+++ Exercise materials +++

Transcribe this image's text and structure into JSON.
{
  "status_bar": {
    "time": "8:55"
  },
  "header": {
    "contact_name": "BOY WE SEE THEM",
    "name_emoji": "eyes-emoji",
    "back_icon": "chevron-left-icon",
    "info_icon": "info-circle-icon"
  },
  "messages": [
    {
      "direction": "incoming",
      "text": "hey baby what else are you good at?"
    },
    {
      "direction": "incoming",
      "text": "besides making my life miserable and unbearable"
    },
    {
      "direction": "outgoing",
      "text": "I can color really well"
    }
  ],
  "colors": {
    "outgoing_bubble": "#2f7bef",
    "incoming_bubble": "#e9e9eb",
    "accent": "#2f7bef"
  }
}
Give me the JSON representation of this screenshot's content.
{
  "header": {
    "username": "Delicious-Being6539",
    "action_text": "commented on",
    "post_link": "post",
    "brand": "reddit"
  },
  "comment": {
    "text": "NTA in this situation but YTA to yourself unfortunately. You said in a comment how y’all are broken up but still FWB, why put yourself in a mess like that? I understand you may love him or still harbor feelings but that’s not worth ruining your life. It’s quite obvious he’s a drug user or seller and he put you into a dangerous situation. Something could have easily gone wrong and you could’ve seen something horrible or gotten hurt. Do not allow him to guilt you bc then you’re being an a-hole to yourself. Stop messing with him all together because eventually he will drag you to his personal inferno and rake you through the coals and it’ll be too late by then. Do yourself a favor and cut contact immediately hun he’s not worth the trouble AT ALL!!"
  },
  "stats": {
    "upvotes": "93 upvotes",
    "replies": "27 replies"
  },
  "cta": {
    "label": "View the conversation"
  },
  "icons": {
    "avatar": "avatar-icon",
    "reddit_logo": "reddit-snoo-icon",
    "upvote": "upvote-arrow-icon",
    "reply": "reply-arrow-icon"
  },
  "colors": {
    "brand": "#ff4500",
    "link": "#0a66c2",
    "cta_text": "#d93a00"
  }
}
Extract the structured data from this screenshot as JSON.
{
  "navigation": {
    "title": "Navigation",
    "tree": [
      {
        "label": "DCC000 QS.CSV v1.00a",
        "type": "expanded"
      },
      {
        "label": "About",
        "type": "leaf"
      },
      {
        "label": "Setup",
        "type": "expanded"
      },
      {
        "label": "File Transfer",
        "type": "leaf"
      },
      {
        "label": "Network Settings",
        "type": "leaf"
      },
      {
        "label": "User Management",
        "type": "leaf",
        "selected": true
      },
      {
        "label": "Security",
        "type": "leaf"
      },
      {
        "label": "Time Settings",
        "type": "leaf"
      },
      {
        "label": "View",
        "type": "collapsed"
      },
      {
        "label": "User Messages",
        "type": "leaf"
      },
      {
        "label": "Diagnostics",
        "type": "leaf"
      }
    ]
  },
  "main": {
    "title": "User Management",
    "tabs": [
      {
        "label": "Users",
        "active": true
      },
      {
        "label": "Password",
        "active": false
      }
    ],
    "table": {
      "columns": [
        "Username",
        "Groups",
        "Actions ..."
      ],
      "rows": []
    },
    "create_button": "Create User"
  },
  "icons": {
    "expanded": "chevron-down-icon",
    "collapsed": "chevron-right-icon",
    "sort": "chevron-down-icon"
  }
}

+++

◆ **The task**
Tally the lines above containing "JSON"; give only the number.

◆ **Task result**
3